- I reminded myself to not underestimate how hard it can be to write a book, even and maybe especially one, which is considered easy reading.
- I leaned on my support network of trusted confidantes. Only other writers appreciate and understand the struggle and can offer useful advice.
- I didn’t give up!
If you’re struggling with writer’s block, try all or some of the above and see if it works. I really hope it does. And, if you have any tips which have helped you break your writer’s block, let me know. Wish me luck with the editing on this one. I hope Buggery has a more acceptable title when it comes out next spring!
Blurb for Janey Trelawney:
Janey’s life becomes more disaster movie than romcom when the ruthless Becca steams in to manage Cheney House. Her job as head gardener in peril and her self-confidence in tatters, Janey must fight back. Finding an ally in Will, who’s more Clark Kent than Superman, it’s up to them to save the day while owner Clare is away having her Shirley Valentine moment. It doesn’t help that everyone is in love with the wrong people!
Georgia Hill writes warm-hearted and up-lifting contemporary and timeslip romances about love, the power and joy in being an eccentric oldie and finding yourself and your community. There’s always a dog. It’s usually a naughty spaniel of which, unfortunately, she has had much experience. Her books are firmly rooted in small seaside towns similar to the one she lives in, and she loves history especially when it insists on rearing up and battering at the present.
As a child she had an invisible friend called Gonky who lived on the third stair from the bottom. As an adult her invisible friends inhabit her head and refuse to leave until she commits them to paper. Readers of her books can escape into a cosy world of words and, no matter what challenges her characters face they will, ultimately, have a happy ending.
Website: http://www.georgiahill.co.ukBe the first to know when my next book is available! Follow me on social media for updates.
One thought on “Georgia Hill. Top Author Of The Week.”
Lots of brilliant, and very practical ideas of how to beat writer’s block.
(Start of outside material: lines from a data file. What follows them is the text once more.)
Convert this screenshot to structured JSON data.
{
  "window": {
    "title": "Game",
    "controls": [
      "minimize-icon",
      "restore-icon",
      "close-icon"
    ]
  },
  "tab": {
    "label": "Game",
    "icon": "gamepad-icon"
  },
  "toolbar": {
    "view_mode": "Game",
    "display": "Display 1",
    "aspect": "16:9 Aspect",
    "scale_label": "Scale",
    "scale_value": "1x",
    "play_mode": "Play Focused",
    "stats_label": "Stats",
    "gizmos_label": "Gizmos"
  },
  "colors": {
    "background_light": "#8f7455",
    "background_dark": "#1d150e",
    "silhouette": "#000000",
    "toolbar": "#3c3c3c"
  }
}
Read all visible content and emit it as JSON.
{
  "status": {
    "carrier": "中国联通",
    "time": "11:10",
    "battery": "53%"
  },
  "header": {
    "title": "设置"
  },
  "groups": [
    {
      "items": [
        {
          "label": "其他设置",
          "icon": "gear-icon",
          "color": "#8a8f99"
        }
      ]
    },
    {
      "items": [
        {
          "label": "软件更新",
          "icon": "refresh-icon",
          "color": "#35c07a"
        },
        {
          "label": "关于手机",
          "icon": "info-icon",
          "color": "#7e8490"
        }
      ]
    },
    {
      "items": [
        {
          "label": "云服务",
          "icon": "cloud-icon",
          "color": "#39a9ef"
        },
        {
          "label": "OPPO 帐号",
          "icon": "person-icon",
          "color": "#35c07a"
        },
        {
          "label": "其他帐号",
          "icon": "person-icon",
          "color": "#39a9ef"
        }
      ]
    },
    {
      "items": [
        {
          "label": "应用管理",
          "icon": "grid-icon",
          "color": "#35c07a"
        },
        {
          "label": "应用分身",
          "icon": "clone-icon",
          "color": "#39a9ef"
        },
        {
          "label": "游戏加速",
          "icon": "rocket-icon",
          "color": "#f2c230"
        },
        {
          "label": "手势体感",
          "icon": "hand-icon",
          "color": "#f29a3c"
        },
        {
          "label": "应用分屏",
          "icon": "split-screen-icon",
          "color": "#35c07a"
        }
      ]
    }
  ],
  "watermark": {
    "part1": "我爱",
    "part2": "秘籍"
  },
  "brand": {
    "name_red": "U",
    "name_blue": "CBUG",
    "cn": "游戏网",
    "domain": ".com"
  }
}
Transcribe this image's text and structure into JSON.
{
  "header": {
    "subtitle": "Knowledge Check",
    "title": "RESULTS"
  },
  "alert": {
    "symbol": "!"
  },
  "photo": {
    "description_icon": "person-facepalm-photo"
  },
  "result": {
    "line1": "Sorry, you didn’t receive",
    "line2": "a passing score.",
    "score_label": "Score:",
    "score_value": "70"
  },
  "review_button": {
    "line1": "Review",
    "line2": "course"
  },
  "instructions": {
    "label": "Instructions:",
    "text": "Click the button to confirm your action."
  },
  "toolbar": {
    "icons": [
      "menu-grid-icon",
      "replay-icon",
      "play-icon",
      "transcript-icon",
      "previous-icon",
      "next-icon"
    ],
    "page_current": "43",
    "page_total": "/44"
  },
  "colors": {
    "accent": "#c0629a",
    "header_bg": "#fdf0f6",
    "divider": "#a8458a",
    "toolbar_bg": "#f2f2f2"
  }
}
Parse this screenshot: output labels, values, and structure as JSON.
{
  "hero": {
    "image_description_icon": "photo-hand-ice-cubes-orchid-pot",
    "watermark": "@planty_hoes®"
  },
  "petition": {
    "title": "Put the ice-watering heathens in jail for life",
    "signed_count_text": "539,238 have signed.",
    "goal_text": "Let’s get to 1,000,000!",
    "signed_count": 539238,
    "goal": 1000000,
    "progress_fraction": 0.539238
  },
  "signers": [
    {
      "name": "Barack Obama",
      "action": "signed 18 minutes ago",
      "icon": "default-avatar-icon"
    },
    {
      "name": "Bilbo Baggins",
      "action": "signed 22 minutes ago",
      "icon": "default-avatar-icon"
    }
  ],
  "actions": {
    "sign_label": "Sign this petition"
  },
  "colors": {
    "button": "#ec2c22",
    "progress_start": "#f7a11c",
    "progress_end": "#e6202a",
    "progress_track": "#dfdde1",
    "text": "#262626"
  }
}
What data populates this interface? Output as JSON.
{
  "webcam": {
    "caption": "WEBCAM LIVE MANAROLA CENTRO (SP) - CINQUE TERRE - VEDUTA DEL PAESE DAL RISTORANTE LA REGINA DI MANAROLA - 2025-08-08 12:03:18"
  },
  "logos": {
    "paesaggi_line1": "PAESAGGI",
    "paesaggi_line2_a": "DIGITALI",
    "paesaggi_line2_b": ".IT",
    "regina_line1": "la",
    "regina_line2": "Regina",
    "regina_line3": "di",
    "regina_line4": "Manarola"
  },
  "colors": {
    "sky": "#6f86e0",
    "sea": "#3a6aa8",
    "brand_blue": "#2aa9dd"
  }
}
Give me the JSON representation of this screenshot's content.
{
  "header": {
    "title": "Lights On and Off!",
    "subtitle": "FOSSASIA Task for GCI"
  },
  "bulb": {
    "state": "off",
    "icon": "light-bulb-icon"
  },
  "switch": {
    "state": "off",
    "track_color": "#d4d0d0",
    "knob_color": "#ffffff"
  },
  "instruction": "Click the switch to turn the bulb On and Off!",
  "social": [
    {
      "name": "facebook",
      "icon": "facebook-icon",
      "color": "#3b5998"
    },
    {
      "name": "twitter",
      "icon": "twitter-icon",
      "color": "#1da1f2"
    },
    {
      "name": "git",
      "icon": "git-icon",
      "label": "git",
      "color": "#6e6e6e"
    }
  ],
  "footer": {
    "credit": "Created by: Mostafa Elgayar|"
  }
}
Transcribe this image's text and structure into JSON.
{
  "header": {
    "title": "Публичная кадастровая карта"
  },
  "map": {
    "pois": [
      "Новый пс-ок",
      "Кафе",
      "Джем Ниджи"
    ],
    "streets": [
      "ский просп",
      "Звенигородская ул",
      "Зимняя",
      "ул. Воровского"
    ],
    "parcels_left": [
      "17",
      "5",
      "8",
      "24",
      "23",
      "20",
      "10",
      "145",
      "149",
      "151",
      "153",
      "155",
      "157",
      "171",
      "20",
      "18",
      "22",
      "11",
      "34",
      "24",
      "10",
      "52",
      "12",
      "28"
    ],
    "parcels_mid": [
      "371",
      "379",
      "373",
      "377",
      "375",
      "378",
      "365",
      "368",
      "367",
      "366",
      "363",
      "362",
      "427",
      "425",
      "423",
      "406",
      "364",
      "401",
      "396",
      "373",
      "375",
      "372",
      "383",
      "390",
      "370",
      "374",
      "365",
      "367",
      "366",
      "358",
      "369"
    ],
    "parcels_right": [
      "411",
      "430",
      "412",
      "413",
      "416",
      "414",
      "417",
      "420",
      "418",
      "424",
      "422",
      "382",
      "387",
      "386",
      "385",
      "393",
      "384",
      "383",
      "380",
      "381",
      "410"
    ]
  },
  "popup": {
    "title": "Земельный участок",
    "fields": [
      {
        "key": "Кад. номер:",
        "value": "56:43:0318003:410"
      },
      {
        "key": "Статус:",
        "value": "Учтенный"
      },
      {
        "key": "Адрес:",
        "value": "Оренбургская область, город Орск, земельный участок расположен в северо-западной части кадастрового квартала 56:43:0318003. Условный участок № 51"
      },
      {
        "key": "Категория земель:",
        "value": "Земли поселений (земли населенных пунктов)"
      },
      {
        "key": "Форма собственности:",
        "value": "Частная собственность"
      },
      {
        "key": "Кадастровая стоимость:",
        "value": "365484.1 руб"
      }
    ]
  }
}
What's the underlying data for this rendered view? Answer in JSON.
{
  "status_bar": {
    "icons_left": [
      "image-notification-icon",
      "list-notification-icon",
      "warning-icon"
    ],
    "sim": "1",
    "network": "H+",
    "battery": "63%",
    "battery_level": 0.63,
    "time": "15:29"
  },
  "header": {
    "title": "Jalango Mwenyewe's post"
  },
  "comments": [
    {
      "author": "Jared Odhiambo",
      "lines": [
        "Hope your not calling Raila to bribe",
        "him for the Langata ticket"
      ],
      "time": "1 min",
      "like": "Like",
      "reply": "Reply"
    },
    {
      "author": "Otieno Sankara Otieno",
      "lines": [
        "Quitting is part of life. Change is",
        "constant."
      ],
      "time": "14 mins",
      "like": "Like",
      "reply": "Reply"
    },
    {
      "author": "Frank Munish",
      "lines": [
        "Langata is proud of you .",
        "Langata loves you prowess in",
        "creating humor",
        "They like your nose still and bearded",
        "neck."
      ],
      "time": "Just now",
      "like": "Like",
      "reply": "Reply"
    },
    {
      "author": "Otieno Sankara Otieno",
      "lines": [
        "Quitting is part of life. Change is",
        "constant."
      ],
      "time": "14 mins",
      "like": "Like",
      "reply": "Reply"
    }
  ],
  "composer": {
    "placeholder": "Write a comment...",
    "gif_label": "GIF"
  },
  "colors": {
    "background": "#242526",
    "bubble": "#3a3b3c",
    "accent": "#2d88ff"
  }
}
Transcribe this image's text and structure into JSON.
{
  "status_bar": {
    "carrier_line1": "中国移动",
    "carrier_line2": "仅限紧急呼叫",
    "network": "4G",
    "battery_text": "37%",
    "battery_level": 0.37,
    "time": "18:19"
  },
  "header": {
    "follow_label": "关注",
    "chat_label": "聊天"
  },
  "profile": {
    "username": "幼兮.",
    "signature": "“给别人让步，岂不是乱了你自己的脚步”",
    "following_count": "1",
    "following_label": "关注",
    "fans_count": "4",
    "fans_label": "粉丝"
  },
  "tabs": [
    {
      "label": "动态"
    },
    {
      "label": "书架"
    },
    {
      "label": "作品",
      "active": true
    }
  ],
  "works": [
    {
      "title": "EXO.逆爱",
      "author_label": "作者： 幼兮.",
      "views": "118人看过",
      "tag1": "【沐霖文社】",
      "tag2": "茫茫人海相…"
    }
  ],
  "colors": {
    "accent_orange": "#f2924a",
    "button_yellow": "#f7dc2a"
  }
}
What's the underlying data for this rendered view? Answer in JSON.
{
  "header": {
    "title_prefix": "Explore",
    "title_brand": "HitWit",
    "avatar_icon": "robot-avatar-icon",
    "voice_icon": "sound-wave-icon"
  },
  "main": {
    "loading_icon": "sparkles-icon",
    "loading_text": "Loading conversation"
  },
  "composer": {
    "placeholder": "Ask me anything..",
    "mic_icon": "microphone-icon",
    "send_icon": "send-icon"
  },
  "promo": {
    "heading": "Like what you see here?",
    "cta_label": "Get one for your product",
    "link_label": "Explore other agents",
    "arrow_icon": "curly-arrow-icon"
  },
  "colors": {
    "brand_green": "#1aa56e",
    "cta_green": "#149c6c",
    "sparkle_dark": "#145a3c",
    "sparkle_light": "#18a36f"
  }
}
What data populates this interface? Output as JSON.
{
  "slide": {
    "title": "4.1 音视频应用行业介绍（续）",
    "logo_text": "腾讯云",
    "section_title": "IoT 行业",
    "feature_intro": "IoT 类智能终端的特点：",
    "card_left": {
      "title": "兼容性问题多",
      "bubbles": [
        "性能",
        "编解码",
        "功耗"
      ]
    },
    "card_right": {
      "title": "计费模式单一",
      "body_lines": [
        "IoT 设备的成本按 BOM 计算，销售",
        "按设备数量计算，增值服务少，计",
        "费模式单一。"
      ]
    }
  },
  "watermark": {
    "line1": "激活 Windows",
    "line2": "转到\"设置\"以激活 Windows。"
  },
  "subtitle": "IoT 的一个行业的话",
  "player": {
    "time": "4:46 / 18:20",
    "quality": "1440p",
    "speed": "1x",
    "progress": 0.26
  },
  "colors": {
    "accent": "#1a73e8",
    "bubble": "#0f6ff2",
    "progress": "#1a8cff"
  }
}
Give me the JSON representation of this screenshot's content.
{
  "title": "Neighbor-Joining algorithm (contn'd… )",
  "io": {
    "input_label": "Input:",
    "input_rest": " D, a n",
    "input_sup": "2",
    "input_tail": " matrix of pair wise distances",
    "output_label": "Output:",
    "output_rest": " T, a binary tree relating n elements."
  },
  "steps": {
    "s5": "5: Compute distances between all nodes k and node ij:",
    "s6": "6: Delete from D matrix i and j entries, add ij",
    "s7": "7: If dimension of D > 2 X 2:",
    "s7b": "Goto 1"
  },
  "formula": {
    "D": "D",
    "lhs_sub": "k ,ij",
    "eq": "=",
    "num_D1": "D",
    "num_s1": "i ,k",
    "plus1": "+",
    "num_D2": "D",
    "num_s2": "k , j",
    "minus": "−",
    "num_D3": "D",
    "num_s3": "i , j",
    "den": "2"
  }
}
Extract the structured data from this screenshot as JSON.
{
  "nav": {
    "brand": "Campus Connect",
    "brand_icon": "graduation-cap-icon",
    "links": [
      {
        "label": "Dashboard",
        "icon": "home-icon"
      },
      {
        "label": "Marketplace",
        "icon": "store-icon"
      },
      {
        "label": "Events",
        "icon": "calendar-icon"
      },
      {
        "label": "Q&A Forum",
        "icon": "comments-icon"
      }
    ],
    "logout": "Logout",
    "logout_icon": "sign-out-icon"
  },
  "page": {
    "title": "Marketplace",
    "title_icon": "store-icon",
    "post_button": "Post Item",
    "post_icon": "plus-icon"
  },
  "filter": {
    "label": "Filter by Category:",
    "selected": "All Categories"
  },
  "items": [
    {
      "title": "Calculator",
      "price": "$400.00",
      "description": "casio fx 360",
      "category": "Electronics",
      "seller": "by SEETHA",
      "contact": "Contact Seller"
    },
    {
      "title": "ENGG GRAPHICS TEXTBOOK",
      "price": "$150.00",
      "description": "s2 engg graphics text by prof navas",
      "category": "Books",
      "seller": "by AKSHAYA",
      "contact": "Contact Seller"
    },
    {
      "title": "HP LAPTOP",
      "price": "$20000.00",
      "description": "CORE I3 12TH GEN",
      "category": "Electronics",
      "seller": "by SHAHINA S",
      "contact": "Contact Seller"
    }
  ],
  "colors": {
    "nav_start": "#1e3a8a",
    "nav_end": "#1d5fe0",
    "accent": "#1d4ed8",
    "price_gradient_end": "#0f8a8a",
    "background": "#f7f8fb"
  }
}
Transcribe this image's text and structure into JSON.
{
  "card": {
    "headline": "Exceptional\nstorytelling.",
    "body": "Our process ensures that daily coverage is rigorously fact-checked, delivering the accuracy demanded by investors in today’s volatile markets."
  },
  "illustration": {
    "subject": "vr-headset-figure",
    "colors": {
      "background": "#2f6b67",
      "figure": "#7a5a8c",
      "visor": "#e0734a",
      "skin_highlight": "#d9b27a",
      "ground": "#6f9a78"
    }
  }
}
So glad they worked for you, Georgia, and I look forward to reading whatever the Buggary Book is called when it comes out in the Spring.
P S I loved all the other Berecombe books … and Janey Trelawney so keep on writing.